TASK REQUIREMENTS
Lines with the word "others" in them are the ones to copy from the records.

[Component data from apps and pages]
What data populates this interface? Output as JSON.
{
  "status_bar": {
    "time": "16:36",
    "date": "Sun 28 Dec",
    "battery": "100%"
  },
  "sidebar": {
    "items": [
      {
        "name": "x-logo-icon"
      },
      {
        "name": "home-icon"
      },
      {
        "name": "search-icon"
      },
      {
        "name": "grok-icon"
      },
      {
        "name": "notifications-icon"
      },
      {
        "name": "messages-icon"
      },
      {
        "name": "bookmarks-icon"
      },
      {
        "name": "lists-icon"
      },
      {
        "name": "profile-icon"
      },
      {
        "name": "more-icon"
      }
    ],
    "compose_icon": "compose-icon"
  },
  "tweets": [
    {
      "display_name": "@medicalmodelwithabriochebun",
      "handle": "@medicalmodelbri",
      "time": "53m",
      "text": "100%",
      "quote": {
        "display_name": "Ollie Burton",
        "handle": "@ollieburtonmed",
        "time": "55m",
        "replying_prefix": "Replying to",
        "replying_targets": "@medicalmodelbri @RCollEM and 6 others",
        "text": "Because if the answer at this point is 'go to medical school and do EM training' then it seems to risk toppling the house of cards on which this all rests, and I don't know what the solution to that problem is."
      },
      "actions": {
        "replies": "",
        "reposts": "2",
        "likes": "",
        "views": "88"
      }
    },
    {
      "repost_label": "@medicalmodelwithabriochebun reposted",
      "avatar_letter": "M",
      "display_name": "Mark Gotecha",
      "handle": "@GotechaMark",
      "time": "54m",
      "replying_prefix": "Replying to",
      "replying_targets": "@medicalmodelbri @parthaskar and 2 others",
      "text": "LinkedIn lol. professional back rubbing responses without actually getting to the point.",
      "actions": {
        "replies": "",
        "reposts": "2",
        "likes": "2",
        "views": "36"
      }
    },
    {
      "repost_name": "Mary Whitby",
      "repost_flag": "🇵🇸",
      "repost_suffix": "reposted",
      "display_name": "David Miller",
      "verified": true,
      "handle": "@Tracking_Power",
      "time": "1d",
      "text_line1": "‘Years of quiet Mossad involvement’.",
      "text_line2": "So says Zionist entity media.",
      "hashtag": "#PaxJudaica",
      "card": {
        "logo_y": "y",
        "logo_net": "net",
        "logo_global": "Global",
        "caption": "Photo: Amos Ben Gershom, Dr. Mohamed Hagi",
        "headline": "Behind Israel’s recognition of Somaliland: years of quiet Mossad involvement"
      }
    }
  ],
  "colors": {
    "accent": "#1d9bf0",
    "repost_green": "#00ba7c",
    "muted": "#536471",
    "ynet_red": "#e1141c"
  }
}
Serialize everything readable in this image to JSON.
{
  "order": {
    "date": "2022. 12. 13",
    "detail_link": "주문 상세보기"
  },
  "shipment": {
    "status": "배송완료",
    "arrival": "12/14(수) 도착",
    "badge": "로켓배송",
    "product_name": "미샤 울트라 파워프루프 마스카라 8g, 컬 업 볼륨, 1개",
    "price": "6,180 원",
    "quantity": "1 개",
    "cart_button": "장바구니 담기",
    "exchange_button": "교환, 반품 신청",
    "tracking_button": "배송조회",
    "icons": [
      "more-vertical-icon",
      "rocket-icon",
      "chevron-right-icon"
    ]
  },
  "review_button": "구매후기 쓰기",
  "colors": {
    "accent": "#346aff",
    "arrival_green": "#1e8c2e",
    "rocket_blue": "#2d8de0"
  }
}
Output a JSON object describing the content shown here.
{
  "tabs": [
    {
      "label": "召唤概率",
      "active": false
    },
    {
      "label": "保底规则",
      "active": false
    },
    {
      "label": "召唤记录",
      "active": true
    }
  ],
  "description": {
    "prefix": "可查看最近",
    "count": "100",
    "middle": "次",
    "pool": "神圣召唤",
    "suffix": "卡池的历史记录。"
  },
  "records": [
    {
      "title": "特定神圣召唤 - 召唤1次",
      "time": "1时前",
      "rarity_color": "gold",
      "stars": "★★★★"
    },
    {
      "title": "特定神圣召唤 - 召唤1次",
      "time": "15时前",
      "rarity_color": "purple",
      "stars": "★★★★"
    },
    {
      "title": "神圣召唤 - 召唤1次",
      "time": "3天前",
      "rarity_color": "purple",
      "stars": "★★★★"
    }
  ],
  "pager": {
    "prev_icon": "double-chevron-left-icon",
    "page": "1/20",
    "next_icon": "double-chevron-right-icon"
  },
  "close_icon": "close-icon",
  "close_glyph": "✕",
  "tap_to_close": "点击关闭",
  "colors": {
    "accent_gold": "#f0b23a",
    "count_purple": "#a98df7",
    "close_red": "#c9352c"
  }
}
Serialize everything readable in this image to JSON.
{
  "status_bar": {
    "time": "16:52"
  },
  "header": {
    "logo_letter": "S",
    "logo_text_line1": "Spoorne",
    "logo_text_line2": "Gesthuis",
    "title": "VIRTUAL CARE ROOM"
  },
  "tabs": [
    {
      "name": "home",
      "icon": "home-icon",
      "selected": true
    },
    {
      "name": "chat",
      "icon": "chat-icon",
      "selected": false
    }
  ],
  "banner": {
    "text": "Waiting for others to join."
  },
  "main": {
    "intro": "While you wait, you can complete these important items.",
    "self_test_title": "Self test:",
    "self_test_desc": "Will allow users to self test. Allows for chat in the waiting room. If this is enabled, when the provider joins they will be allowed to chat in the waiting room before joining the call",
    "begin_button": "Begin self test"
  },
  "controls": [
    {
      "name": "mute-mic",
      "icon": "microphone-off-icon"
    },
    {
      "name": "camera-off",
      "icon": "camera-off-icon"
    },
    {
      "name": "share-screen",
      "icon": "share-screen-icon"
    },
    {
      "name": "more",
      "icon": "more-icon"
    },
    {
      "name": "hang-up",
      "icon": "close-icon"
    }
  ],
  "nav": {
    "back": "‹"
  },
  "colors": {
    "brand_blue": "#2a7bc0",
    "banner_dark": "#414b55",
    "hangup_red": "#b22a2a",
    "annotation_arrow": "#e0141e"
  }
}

WRITTEN RESPONSE
        "replying_targets": "@medicalmodelbri @RCollEM and 6 others",
      "replying_targets": "@medicalmodelbri @parthaskar and 2 others",
    "text": "Waiting for others to join."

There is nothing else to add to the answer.